### PROBLEM REQUIREMENTS
The entries that follow should be repeated exactly, with no pictures kept.

### RECORDS

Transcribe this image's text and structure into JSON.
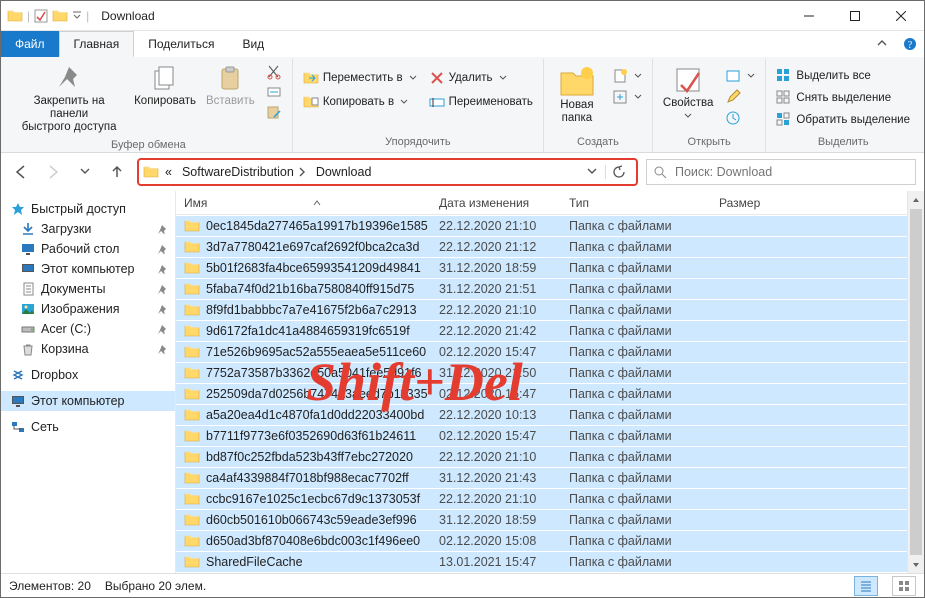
{
  "window": {
    "title": "Download"
  },
  "tabs": {
    "file": "Файл",
    "home": "Главная",
    "share": "Поделиться",
    "view": "Вид"
  },
  "ribbon": {
    "pin": "Закрепить на панели\nбыстрого доступа",
    "copy": "Копировать",
    "paste": "Вставить",
    "clipboard_label": "Буфер обмена",
    "move_to": "Переместить в",
    "copy_to": "Копировать в",
    "delete": "Удалить",
    "rename": "Переименовать",
    "organize_label": "Упорядочить",
    "new_folder": "Новая\nпапка",
    "create_label": "Создать",
    "properties": "Свойства",
    "open_label": "Открыть",
    "select_all": "Выделить все",
    "select_none": "Снять выделение",
    "invert_selection": "Обратить выделение",
    "select_label": "Выделить"
  },
  "address": {
    "crumb_prefix": "«",
    "crumb1": "SoftwareDistribution",
    "crumb2": "Download"
  },
  "search": {
    "placeholder": "Поиск: Download"
  },
  "sidebar": {
    "quick_access": "Быстрый доступ",
    "downloads": "Загрузки",
    "desktop": "Рабочий стол",
    "this_pc_qa": "Этот компьютер",
    "documents": "Документы",
    "pictures": "Изображения",
    "acer_c": "Acer (C:)",
    "recycle": "Корзина",
    "dropbox": "Dropbox",
    "this_pc": "Этот компьютер",
    "network": "Сеть"
  },
  "columns": {
    "name": "Имя",
    "date": "Дата изменения",
    "type": "Тип",
    "size": "Размер"
  },
  "file_type": "Папка с файлами",
  "rows": [
    {
      "name": "0ec1845da277465a19917b19396e1585",
      "date": "22.12.2020 21:10"
    },
    {
      "name": "3d7a7780421e697caf2692f0bca2ca3d",
      "date": "22.12.2020 21:12"
    },
    {
      "name": "5b01f2683fa4bce65993541209d49841",
      "date": "31.12.2020 18:59"
    },
    {
      "name": "5faba74f0d21b16ba7580840ff915d75",
      "date": "31.12.2020 21:51"
    },
    {
      "name": "8f9fd1babbbc7a7e41675f2b6a7c2913",
      "date": "22.12.2020 21:10"
    },
    {
      "name": "9d6172fa1dc41a4884659319fc6519f",
      "date": "22.12.2020 21:42"
    },
    {
      "name": "71e526b9695ac52a555eaea5e511ce60",
      "date": "02.12.2020 15:47"
    },
    {
      "name": "7752a73587b3362d50a5041fee5d91f6",
      "date": "31.12.2020 21:50"
    },
    {
      "name": "252509da7d0256b7474a3aeed7b11335",
      "date": "02.12.2020 15:47"
    },
    {
      "name": "a5a20ea4d1c4870fa1d0dd22033400bd",
      "date": "22.12.2020 10:13"
    },
    {
      "name": "b7711f9773e6f0352690d63f61b24611",
      "date": "02.12.2020 15:47"
    },
    {
      "name": "bd87f0c252fbda523b43ff7ebc272020",
      "date": "22.12.2020 21:10"
    },
    {
      "name": "ca4af4339884f7018bf988ecac7702ff",
      "date": "31.12.2020 21:43"
    },
    {
      "name": "ccbc9167e1025c1ecbc67d9c1373053f",
      "date": "22.12.2020 21:10"
    },
    {
      "name": "d60cb501610b066743c59eade3ef996",
      "date": "31.12.2020 18:59"
    },
    {
      "name": "d650ad3bf870408e6bdc003c1f496ee0",
      "date": "02.12.2020 15:08"
    },
    {
      "name": "SharedFileCache",
      "date": "13.01.2021 15:47"
    }
  ],
  "status": {
    "count": "Элементов: 20",
    "selected": "Выбрано 20 элем."
  },
  "overlay": "Shift+Del"
}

### TASK OUTPUT
Transcribe this image's text and structure into JSON.
{
  "window": {
    "title": "Download"
  },
  "tabs": {
    "file": "Файл",
    "home": "Главная",
    "share": "Поделиться",
    "view": "Вид"
  },
  "ribbon": {
    "pin": "Закрепить на панели\nбыстрого доступа",
    "copy": "Копировать",
    "paste": "Вставить",
    "clipboard_label": "Буфер обмена",
    "move_to": "Переместить в",
    "copy_to": "Копировать в",
    "delete": "Удалить",
    "rename": "Переименовать",
    "organize_label": "Упорядочить",
    "new_folder": "Новая\nпапка",
    "create_label": "Создать",
    "properties": "Свойства",
    "open_label": "Открыть",
    "select_all": "Выделить все",
    "select_none": "Снять выделение",
    "invert_selection": "Обратить выделение",
    "select_label": "Выделить"
  },
  "address": {
    "crumb_prefix": "«",
    "crumb1": "SoftwareDistribution",
    "crumb2": "Download"
  },
  "search": {
    "placeholder": "Поиск: Download"
  },
  "sidebar": {
    "quick_access": "Быстрый доступ",
    "downloads": "Загрузки",
    "desktop": "Рабочий стол",
    "this_pc_qa": "Этот компьютер",
    "documents": "Документы",
    "pictures": "Изображения",
    "acer_c": "Acer (C:)",
    "recycle": "Корзина",
    "dropbox": "Dropbox",
    "this_pc": "Этот компьютер",
    "network": "Сеть"
  },
  "columns": {
    "name": "Имя",
    "date": "Дата изменения",
    "type": "Тип",
    "size": "Размер"
  },
  "file_type": "Папка с файлами",
  "rows": [
    {
      "name": "0ec1845da277465a19917b19396e1585",
      "date": "22.12.2020 21:10"
    },
    {
      "name": "3d7a7780421e697caf2692f0bca2ca3d",
      "date": "22.12.2020 21:12"
    },
    {
      "name": "5b01f2683fa4bce65993541209d49841",
      "date": "31.12.2020 18:59"
    },
    {
      "name": "5faba74f0d21b16ba7580840ff915d75",
      "date": "31.12.2020 21:51"
    },
    {
      "name": "8f9fd1babbbc7a7e41675f2b6a7c2913",
      "date": "22.12.2020 21:10"
    },
    {
      "name": "9d6172fa1dc41a4884659319fc6519f",
      "date": "22.12.2020 21:42"
    },
    {
      "name": "71e526b9695ac52a555eaea5e511ce60",
      "date": "02.12.2020 15:47"
    },
    {
      "name": "7752a73587b3362d50a5041fee5d91f6",
      "date": "31.12.2020 21:50"
    },
    {
      "name": "252509da7d0256b7474a3aeed7b11335",
      "date": "02.12.2020 15:47"
    },
    {
      "name": "a5a20ea4d1c4870fa1d0dd22033400bd",
      "date": "22.12.2020 10:13"
    },
    {
      "name": "b7711f9773e6f0352690d63f61b24611",
      "date": "02.12.2020 15:47"
    },
    {
      "name": "bd87f0c252fbda523b43ff7ebc272020",
      "date": "22.12.2020 21:10"
    },
    {
      "name": "ca4af4339884f7018bf988ecac7702ff",
      "date": "31.12.2020 21:43"
    },
    {
      "name": "ccbc9167e1025c1ecbc67d9c1373053f",
      "date": "22.12.2020 21:10"
    },
    {
      "name": "d60cb501610b066743c59eade3ef996",
      "date": "31.12.2020 18:59"
    },
    {
      "name": "d650ad3bf870408e6bdc003c1f496ee0",
      "date": "02.12.2020 15:08"
    },
    {
      "name": "SharedFileCache",
      "date": "13.01.2021 15:47"
    }
  ],
  "status": {
    "count": "Элементов: 20",
    "selected": "Выбрано 20 элем."
  },
  "overlay": "Shift+Del"
}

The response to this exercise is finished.